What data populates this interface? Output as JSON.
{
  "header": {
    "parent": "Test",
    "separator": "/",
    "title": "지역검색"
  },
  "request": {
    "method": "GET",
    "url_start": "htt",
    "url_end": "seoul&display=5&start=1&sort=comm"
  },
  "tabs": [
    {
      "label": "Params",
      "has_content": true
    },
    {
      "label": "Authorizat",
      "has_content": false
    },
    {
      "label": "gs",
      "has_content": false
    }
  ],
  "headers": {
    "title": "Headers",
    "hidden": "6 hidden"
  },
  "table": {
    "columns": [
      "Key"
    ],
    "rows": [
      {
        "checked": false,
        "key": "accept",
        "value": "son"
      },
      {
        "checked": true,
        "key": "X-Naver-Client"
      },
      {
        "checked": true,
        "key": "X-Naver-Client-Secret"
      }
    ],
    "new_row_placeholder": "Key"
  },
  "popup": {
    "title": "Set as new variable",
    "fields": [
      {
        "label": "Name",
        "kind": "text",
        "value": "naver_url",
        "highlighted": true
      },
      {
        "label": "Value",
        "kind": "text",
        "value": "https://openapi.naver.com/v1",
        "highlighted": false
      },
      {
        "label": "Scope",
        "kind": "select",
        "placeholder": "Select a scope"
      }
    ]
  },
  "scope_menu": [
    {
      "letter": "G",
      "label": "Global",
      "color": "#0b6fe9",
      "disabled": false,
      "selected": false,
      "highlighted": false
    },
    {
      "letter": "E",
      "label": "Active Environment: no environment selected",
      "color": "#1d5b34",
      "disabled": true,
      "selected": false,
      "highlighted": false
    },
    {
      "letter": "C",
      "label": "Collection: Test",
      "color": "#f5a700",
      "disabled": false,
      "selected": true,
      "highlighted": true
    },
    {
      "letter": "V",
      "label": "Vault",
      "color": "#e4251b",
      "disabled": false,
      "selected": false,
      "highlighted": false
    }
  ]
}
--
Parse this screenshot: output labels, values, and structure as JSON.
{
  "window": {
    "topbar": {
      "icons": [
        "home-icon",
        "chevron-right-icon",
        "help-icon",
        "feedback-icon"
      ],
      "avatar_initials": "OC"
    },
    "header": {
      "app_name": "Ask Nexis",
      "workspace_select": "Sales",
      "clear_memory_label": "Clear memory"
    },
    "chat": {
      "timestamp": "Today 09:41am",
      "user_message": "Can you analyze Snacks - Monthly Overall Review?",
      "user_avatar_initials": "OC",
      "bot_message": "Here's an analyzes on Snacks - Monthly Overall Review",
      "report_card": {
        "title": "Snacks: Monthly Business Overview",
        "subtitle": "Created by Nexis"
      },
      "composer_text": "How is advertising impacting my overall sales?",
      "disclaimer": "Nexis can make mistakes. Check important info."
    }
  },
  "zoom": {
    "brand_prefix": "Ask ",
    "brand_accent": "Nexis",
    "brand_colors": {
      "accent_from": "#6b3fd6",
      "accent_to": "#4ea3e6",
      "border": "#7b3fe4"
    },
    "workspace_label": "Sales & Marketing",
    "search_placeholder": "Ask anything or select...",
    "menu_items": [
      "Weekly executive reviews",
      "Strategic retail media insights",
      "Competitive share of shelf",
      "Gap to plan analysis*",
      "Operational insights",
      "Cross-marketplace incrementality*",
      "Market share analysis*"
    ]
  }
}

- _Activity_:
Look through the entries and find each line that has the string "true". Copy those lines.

- _Written answer_:
      "has_content": true
        "checked": true,
        "checked": true,
        "highlighted": true
      "disabled": true,
      "selected": true,
      "highlighted": true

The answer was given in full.